Oscar Nominee: Roma

Max Eguizabal, Writer

Often, calling a film pretentious is meant as little more as a rude insult. A movie with a hot head, with grandstanding, but without any of the importance or substance to back up a masterpiece. I would use pretentious to describe Roma. Not because it was not capable—it was, and very clearly so—but because Roma lacked the final edge. And when a move becomes pretentious, it has to live up to its ego 100% or it will fall flat on its face.

Roma has all the ingredients needed to make a great movie. It is led by an amazing director Alfonso Cuaron, responsible for Gravity and Children of Men. Roma takes place in an often overlooked setting, as it is set in Mexico in the 60’s at the time of the Tlatelolco massacre. And in some departments, Roma succeeded. The cinematography is one of the best on the best picture list and its music is used sparingly but effectively. The performances are amazing, with one of the rarest things in all of cinema: impressive child actors.

The ingredients are all there, but the film still did not live up to expectations, because the pot that holds everything together is broken; the script. The script of Roma is like a Jackson Pollock work; it does hold one’s attention, but it has no structure or point.

The characters that the viewer follows seem to go to hell and back; the Father of the family leaves them, the maid gets pregnant, then the boyfriend who got them pregnant leaves the maid, then the boyfriend who got the family pregnant is left, then the family starts to run out of money with the disappearance of the father, then the baby of the maid dies on birth, then the maid admits she did not even want the baby in the first place. Then the movie suddenly ends, with the Father officially gone, the maid without a baby. Tragedy without direction.
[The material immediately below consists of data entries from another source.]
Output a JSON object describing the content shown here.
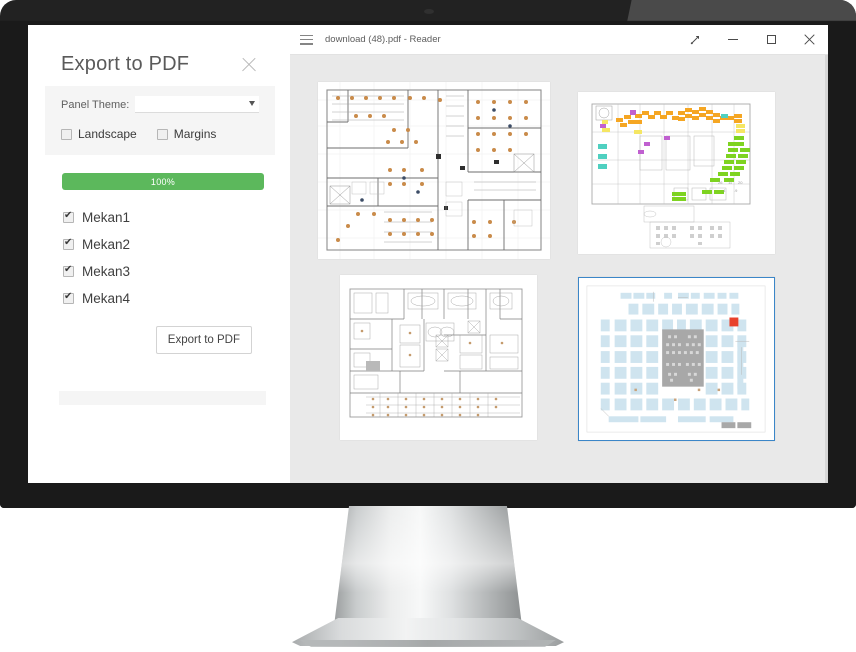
{
  "scene": {
    "device": "desktop-monitor",
    "bezel_color": "#1a1a1a",
    "bezel_highlight_color": "#4a4a4a",
    "stand_color": "#d8dadb"
  },
  "export_panel": {
    "title": "Export to PDF",
    "close_icon": "close-icon",
    "theme": {
      "label": "Panel Theme:",
      "value": "",
      "placeholder": "",
      "caret_icon": "chevron-down-icon",
      "options": []
    },
    "flags": [
      {
        "label": "Landscape",
        "checked": false
      },
      {
        "label": "Margins",
        "checked": false
      }
    ],
    "progress": {
      "label": "100%",
      "percent": 100,
      "color": "#5cb85c",
      "text_color": "#ffffff"
    },
    "items": [
      {
        "label": "Mekan1",
        "checked": true
      },
      {
        "label": "Mekan2",
        "checked": true
      },
      {
        "label": "Mekan3",
        "checked": true
      },
      {
        "label": "Mekan4",
        "checked": true
      }
    ],
    "export_button": "Export to PDF"
  },
  "reader_window": {
    "title": "download (48).pdf - Reader",
    "menu_icon": "hamburger-menu-icon",
    "window_controls": {
      "expand": "expand-arrow-icon",
      "minimize": "minimize-icon",
      "restore": "restore-icon",
      "close": "close-icon"
    },
    "content_background": "#e9e9e9",
    "pages": [
      {
        "name": "page-thumbnail-1",
        "description": "Office floor plan with workstation seating and occupant symbols",
        "selected": false,
        "accent": "#c98b4a"
      },
      {
        "name": "page-thumbnail-2",
        "description": "Floor plan with orange, yellow, green and purple highlighted zone tags",
        "selected": false,
        "accent": "#f5a623"
      },
      {
        "name": "page-thumbnail-3",
        "description": "Grayscale architectural floor plan with offices and meeting rooms",
        "selected": false,
        "accent": "#9a9a9a"
      },
      {
        "name": "page-thumbnail-4",
        "description": "Floor plan with light blue room blocks, central gray hall and one red marker",
        "selected": true,
        "accent": "#cfe4ef",
        "selection_color": "#3b86c8"
      }
    ]
  }
}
Roma has all the potential to be a longstanding masterpiece, with a fantastic writer/director who had a clear vision for what he wanted, with expressive actors, with unique setting and characters. However, it is evident that while Cuaron is a great director, he lacks skills in the writing department. While Cuaron does make interesting characters that I cared for, the characters lack a coherent plot structure to speak of. Roma is the worst kind of pretentious. Roma has all the ingredients to make a terrific movie and it knows it. But it fails in a crucial area which renders any message nullified. While Roma is one of the best on the best picture list, it is also the most disappointing.